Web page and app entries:
-=-=-

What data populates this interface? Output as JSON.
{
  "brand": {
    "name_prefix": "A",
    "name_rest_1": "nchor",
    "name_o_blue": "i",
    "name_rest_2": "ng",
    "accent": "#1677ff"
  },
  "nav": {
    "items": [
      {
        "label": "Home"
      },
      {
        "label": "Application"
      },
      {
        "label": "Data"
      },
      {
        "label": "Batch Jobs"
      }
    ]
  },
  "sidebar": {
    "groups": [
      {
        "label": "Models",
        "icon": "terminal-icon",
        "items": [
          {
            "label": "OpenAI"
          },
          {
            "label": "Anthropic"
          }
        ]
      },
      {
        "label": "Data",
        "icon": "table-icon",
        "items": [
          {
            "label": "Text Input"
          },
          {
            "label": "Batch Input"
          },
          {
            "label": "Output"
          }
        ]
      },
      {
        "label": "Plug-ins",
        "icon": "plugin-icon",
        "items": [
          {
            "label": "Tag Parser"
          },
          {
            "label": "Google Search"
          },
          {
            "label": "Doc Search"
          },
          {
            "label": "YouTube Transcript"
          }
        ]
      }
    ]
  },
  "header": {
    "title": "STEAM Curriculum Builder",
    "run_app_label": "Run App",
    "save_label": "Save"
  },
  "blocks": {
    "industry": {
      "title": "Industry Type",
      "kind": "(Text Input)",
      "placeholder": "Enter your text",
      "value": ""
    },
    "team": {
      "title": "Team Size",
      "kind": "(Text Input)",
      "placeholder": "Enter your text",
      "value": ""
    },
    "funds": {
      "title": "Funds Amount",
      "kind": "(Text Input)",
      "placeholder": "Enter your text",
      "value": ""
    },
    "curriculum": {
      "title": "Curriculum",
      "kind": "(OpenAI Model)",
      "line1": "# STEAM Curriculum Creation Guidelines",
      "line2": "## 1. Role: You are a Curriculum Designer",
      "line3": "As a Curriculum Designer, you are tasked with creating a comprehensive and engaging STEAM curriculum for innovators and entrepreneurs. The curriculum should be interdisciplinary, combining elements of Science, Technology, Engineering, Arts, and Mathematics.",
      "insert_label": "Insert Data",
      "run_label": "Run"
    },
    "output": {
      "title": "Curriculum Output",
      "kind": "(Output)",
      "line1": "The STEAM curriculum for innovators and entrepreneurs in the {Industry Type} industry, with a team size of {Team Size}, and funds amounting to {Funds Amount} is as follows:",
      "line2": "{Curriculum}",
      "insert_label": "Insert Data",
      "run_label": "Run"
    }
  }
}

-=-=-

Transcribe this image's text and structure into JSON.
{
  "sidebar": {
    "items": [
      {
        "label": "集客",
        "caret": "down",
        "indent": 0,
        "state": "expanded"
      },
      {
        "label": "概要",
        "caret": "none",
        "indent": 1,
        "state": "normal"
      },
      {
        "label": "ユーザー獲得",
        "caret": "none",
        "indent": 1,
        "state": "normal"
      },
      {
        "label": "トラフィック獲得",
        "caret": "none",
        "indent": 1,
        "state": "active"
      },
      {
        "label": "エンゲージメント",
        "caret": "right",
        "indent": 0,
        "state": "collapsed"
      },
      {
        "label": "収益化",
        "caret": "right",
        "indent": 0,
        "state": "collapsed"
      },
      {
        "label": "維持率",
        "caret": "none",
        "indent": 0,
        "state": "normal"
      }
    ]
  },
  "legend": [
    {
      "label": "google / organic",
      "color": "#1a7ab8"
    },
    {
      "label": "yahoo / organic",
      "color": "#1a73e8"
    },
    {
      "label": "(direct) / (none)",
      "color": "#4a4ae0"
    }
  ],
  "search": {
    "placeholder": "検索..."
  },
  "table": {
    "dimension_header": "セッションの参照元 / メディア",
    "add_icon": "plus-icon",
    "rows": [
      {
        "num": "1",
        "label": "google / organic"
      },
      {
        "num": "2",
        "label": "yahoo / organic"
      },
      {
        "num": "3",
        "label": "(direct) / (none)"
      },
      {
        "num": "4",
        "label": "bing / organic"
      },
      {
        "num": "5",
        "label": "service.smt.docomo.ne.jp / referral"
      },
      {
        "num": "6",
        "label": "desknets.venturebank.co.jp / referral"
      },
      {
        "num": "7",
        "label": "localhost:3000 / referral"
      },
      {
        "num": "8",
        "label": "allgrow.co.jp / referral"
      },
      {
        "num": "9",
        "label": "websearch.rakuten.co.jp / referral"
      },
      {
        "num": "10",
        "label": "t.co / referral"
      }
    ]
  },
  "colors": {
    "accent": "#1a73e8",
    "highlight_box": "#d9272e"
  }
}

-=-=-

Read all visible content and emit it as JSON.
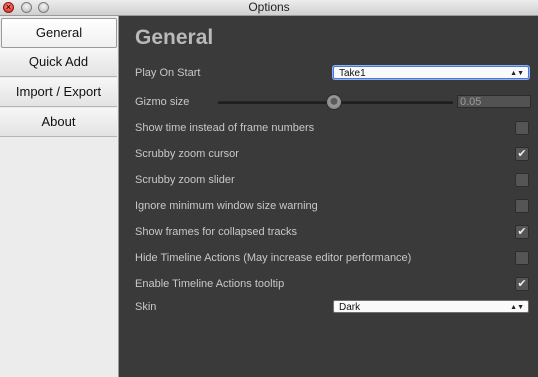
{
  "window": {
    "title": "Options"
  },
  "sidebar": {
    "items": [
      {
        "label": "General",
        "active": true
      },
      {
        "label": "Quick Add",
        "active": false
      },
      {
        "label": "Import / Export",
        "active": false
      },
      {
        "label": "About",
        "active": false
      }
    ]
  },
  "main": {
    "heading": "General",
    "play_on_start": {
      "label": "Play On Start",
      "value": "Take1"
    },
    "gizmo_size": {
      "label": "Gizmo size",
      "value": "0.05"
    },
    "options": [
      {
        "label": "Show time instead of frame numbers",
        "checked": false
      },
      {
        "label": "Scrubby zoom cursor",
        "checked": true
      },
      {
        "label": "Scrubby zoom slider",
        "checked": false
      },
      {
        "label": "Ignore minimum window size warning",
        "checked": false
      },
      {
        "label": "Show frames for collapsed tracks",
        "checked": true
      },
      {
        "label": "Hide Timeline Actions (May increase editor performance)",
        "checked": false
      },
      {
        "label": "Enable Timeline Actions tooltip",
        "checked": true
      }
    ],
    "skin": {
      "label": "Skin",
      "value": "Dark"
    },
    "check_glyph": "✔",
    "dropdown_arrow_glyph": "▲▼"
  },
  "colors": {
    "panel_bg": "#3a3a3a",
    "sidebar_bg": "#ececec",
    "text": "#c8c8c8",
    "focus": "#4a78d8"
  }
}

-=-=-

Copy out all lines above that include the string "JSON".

What data populates this interface? Output as JSON.
Transcribe this image's text and structure into JSON.
Read all visible content and emit it as JSON.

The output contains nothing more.